It was dry enough to pull out the old chard plants – they were very good and provided me with multiple harvests. I don’t grow spinach, chard is much better, has stronger taste and doesn’t bolt. I had all the plants in my large net cage – had to do it like this because the pigeons were waiting to peck the little seedlings to death. They did it to me last year so I was prepared.
As I was doing that I finally decided what to do with the oldest of my greenhouses. This is the only one that has a bench. I had two growbags on that bench but it created too much shade underneath and that growing space was wasted. I don’t really need a bench in the greenhouse, I have got enough bench space in my large greenhouse in the back garden. The growbags had to go and then the bench could be dismantled. Not sooner said than done.

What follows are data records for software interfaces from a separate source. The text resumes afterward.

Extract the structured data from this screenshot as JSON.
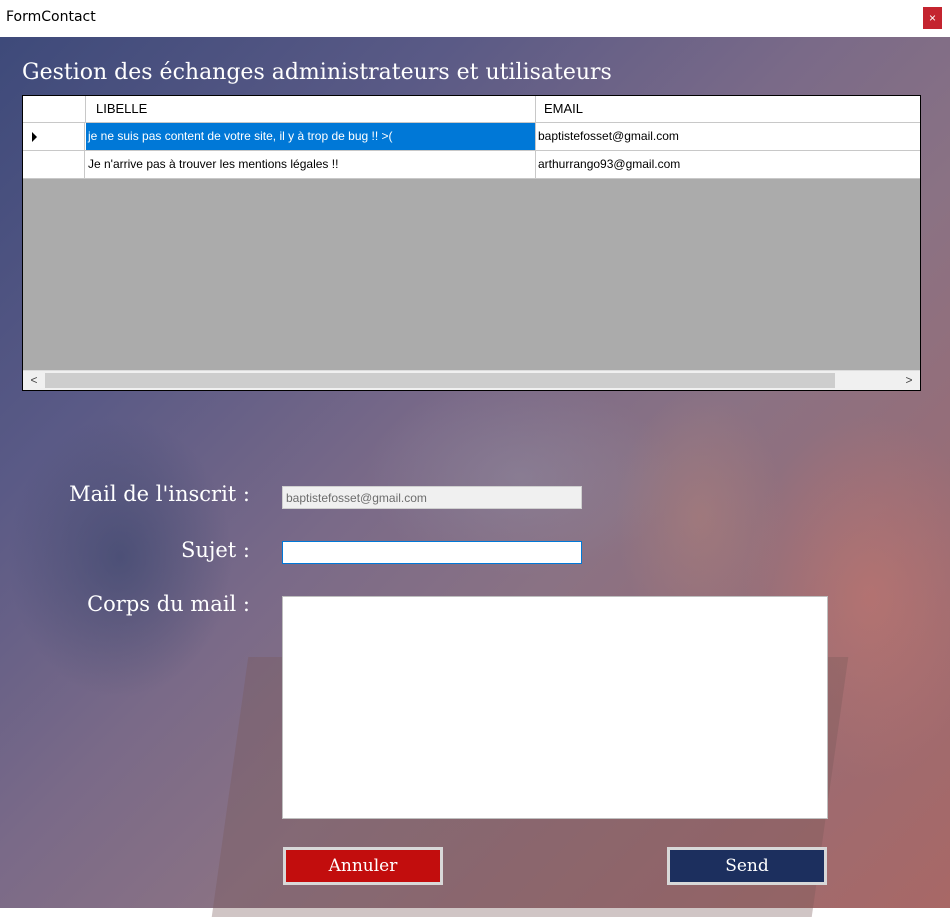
{
  "window": {
    "title": "FormContact",
    "close_glyph": "×"
  },
  "heading": "Gestion des échanges administrateurs et utilisateurs",
  "grid": {
    "columns": [
      "LIBELLE",
      "EMAIL"
    ],
    "rows": [
      {
        "libelle": "je ne suis pas content de votre site, il y à trop de bug !! >(",
        "email": "baptistefosset@gmail.com",
        "selected": true
      },
      {
        "libelle": "Je n'arrive pas à trouver les mentions légales !!",
        "email": "arthurrango93@gmail.com",
        "selected": false
      }
    ],
    "scroll_left": "<",
    "scroll_right": ">"
  },
  "form": {
    "mail_label": "Mail de l'inscrit :",
    "mail_value": "baptistefosset@gmail.com",
    "sujet_label": "Sujet :",
    "sujet_value": "",
    "corps_label": "Corps du mail :",
    "corps_value": ""
  },
  "buttons": {
    "cancel": "Annuler",
    "send": "Send"
  },
  "colors": {
    "selection": "#0078d7",
    "cancel": "#c20d0d",
    "send": "#1c2f5e",
    "close": "#c4242f"
  }
}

It was surprisingly easy and now I have got more growing space in the greenhouse, the extra soil was distributed in the beds inside and some of it I put on my flowerbed in front of this greenhouse. When I go back tomorrow I will try to detach the bench frame – it should be possible using some little spanners – I’m sure I’ve got a set somewhere.
I am quite glad to see this year out. I’m hoping the next one is going to be an improvement on the last one but I’m not very sure. But I’m positive, as long my health is ok and I can walk to the allotment, do my daily Guardian crossword and have my best mate – Frank – by my side, I’m happy.
Today was another spring day, I don’t even think it is December, just enjoy the moment. Of course I went to the allotment, harvested some chard and cleared some ivy from the shed – amazing how quickly it grows! I took my eye off it and there it was, half way around the door. The winter honeysuckle that I transplanted from my Mum’s garden after she died is doing very well, it flowers and the scent is fantastic.
The back garden is finished as well, put down another bag of the compost so it looks much better and it’ll get the feed it needed. The pond needed a new fountain and a general clean and that is done as well. It looks like a brand new pond.
At last!! I have pulled a number of beautiful rhubarb stems but unfortunately I don’t know the variety. This crown has been on the allotment for a number of years, it looks quite established but it is not too big so I don’t have to divide it yet.
The soil was quite warm and getting dry so I started sowing my parsnips – 7 lines(you can’t have too many parsnips!) Also a long line of Swiss Chard, the brilliant white variety.
I like spinach but instead of that I grow chard. I found that spinach bolted very quickly and when I cooked it, it just collapsed and was down to nothing.
Chard is much more robust and comes in a variety of colours. Some of the stems are brilliant red and can be used like celery. I have found a recipe using spinach so as usual I substituted that with chard and the result is scrumptious – spinach and bechamel bake.
I think the important thing is to keep picking a bit each day – just as I did yesterday. There were some more courgettes to pick, then I dicovered my climbing beans started producing and, of course, the pride of it was the humble potatoes!
After that it was the turn of my swiss chard – I pick it as very young and use it instead of spinach.
Kale is doing well – Cavollo di Toscana, so that was next on the list…
…and last but not least was my faithful rhubarb. That grows in any weather
I knew that my chard was growing – it always survives the bad weather but I never managed to pick any sensible amount. This year is different. I went to the allotment on Boxing day in the morning and returned with a large bag of very clean-looking chard.
It was washed and steamed within the hour, chopped, and after cooling it, put in the freezer. I’ll use it to make a spinach lasagna and spinach – filled pancakes.
I’m sure I’ll have one more harvest from it.
Next year I’ll make sure I grow it again.